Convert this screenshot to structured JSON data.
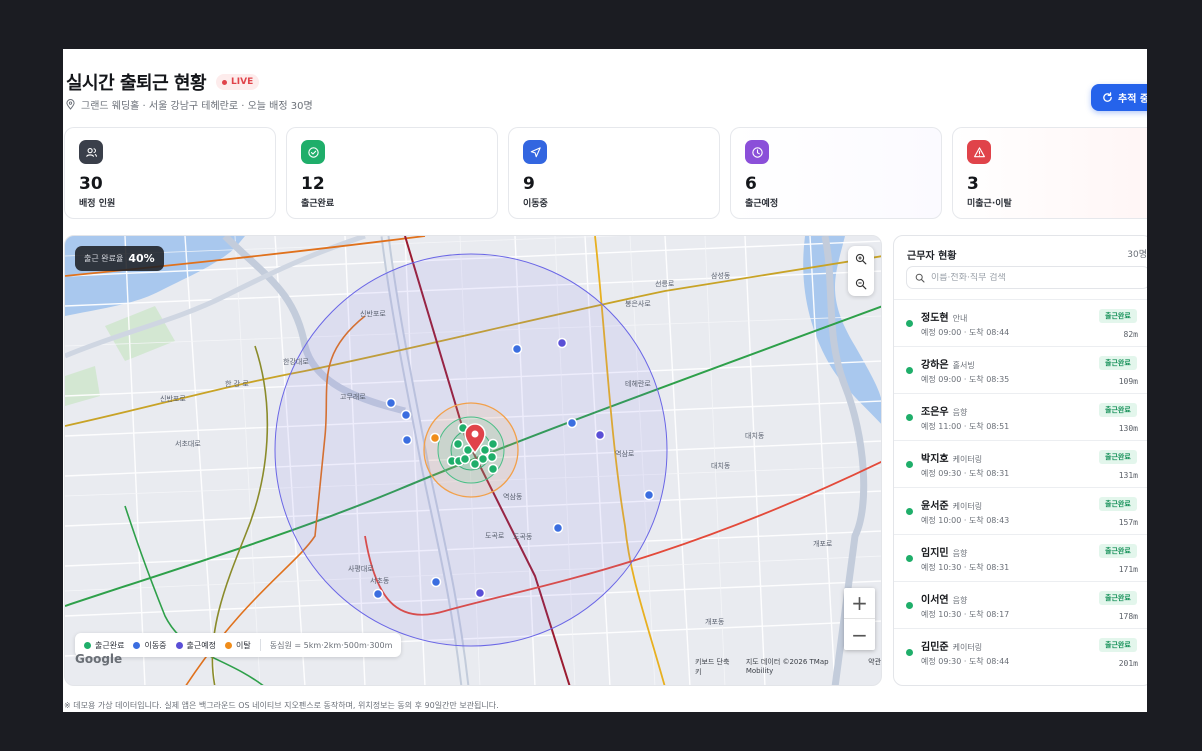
{
  "header": {
    "title": "실시간 출퇴근 현황",
    "live_label": "LIVE",
    "subtitle": "그랜드 웨딩홀 · 서울 강남구 테헤란로 · 오늘 배정 30명",
    "track_button": "추적 중",
    "colors": {
      "accent": "#2563eb",
      "live": "#e0434a"
    }
  },
  "stats": [
    {
      "value": "30",
      "label": "배정 인원",
      "icon": "users-icon",
      "color": "#3a3f4a"
    },
    {
      "value": "12",
      "label": "출근완료",
      "icon": "check-circle-icon",
      "color": "#1fae6a"
    },
    {
      "value": "9",
      "label": "이동중",
      "icon": "navigation-icon",
      "color": "#3366e0"
    },
    {
      "value": "6",
      "label": "출근예정",
      "icon": "clock-icon",
      "color": "#8b4fd9"
    },
    {
      "value": "3",
      "label": "미출근·이탈",
      "icon": "alert-triangle-icon",
      "color": "#e0434a"
    }
  ],
  "map": {
    "completion_label": "출근 완료율",
    "completion_value": "40%",
    "legend": [
      {
        "label": "출근완료",
        "color": "#1fae6a"
      },
      {
        "label": "이동중",
        "color": "#3b6ee0"
      },
      {
        "label": "출근예정",
        "color": "#5a4fd6"
      },
      {
        "label": "이탈",
        "color": "#f08c1a"
      }
    ],
    "legend_note": "동심원 = 5km·2km·500m·300m",
    "google": "Google",
    "attrib_shortcuts": "키보드 단축키",
    "attrib_data": "지도 데이터 ©2026 TMap Mobility",
    "attrib_terms": "약관",
    "zoom_in": "+",
    "zoom_out": "−",
    "place_labels": [
      "고무래로",
      "역삼동",
      "도곡동",
      "서초동",
      "대치동",
      "개포로",
      "선릉로",
      "테헤란로",
      "봉은사로",
      "삼성동",
      "신반포로",
      "한강대로",
      "사평대로",
      "역삼로",
      "개포동",
      "서초대로",
      "도곡로",
      "한 강 로",
      "신반포로",
      "대치동"
    ]
  },
  "panel": {
    "title": "근무자 현황",
    "count": "30명",
    "search_placeholder": "이름·전화·직무 검색",
    "workers": [
      {
        "name": "정도현",
        "role": "안내",
        "time": "예정 09:00 · 도착 08:44",
        "status": "출근완료",
        "distance": "82m"
      },
      {
        "name": "강하은",
        "role": "홀서빙",
        "time": "예정 09:00 · 도착 08:35",
        "status": "출근완료",
        "distance": "109m"
      },
      {
        "name": "조은우",
        "role": "음향",
        "time": "예정 11:00 · 도착 08:51",
        "status": "출근완료",
        "distance": "130m"
      },
      {
        "name": "박지호",
        "role": "케이터링",
        "time": "예정 09:30 · 도착 08:31",
        "status": "출근완료",
        "distance": "131m"
      },
      {
        "name": "윤서준",
        "role": "케이터링",
        "time": "예정 10:00 · 도착 08:43",
        "status": "출근완료",
        "distance": "157m"
      },
      {
        "name": "임지민",
        "role": "음향",
        "time": "예정 10:30 · 도착 08:31",
        "status": "출근완료",
        "distance": "171m"
      },
      {
        "name": "이서연",
        "role": "음향",
        "time": "예정 10:30 · 도착 08:17",
        "status": "출근완료",
        "distance": "178m"
      },
      {
        "name": "김민준",
        "role": "케이터링",
        "time": "예정 09:30 · 도착 08:44",
        "status": "출근완료",
        "distance": "201m"
      }
    ]
  },
  "footnote": "※ 데모용 가상 데이터입니다. 실제 앱은 백그라운드 OS 네이티브 지오펜스로 동작하며, 위치정보는 동의 후 90일간만 보관됩니다."
}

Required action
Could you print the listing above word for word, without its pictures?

Answer box
Convert this screenshot to structured JSON data.
{
  "header": {
    "title": "실시간 출퇴근 현황",
    "live_label": "LIVE",
    "subtitle": "그랜드 웨딩홀 · 서울 강남구 테헤란로 · 오늘 배정 30명",
    "track_button": "추적 중",
    "colors": {
      "accent": "#2563eb",
      "live": "#e0434a"
    }
  },
  "stats": [
    {
      "value": "30",
      "label": "배정 인원",
      "icon": "users-icon",
      "color": "#3a3f4a"
    },
    {
      "value": "12",
      "label": "출근완료",
      "icon": "check-circle-icon",
      "color": "#1fae6a"
    },
    {
      "value": "9",
      "label": "이동중",
      "icon": "navigation-icon",
      "color": "#3366e0"
    },
    {
      "value": "6",
      "label": "출근예정",
      "icon": "clock-icon",
      "color": "#8b4fd9"
    },
    {
      "value": "3",
      "label": "미출근·이탈",
      "icon": "alert-triangle-icon",
      "color": "#e0434a"
    }
  ],
  "map": {
    "completion_label": "출근 완료율",
    "completion_value": "40%",
    "legend": [
      {
        "label": "출근완료",
        "color": "#1fae6a"
      },
      {
        "label": "이동중",
        "color": "#3b6ee0"
      },
      {
        "label": "출근예정",
        "color": "#5a4fd6"
      },
      {
        "label": "이탈",
        "color": "#f08c1a"
      }
    ],
    "legend_note": "동심원 = 5km·2km·500m·300m",
    "google": "Google",
    "attrib_shortcuts": "키보드 단축키",
    "attrib_data": "지도 데이터 ©2026 TMap Mobility",
    "attrib_terms": "약관",
    "zoom_in": "+",
    "zoom_out": "−",
    "place_labels": [
      "고무래로",
      "역삼동",
      "도곡동",
      "서초동",
      "대치동",
      "개포로",
      "선릉로",
      "테헤란로",
      "봉은사로",
      "삼성동",
      "신반포로",
      "한강대로",
      "사평대로",
      "역삼로",
      "개포동",
      "서초대로",
      "도곡로",
      "한 강 로",
      "신반포로",
      "대치동"
    ]
  },
  "panel": {
    "title": "근무자 현황",
    "count": "30명",
    "search_placeholder": "이름·전화·직무 검색",
    "workers": [
      {
        "name": "정도현",
        "role": "안내",
        "time": "예정 09:00 · 도착 08:44",
        "status": "출근완료",
        "distance": "82m"
      },
      {
        "name": "강하은",
        "role": "홀서빙",
        "time": "예정 09:00 · 도착 08:35",
        "status": "출근완료",
        "distance": "109m"
      },
      {
        "name": "조은우",
        "role": "음향",
        "time": "예정 11:00 · 도착 08:51",
        "status": "출근완료",
        "distance": "130m"
      },
      {
        "name": "박지호",
        "role": "케이터링",
        "time": "예정 09:30 · 도착 08:31",
        "status": "출근완료",
        "distance": "131m"
      },
      {
        "name": "윤서준",
        "role": "케이터링",
        "time": "예정 10:00 · 도착 08:43",
        "status": "출근완료",
        "distance": "157m"
      },
      {
        "name": "임지민",
        "role": "음향",
        "time": "예정 10:30 · 도착 08:31",
        "status": "출근완료",
        "distance": "171m"
      },
      {
        "name": "이서연",
        "role": "음향",
        "time": "예정 10:30 · 도착 08:17",
        "status": "출근완료",
        "distance": "178m"
      },
      {
        "name": "김민준",
        "role": "케이터링",
        "time": "예정 09:30 · 도착 08:44",
        "status": "출근완료",
        "distance": "201m"
      }
    ]
  },
  "footnote": "※ 데모용 가상 데이터입니다. 실제 앱은 백그라운드 OS 네이티브 지오펜스로 동작하며, 위치정보는 동의 후 90일간만 보관됩니다."
}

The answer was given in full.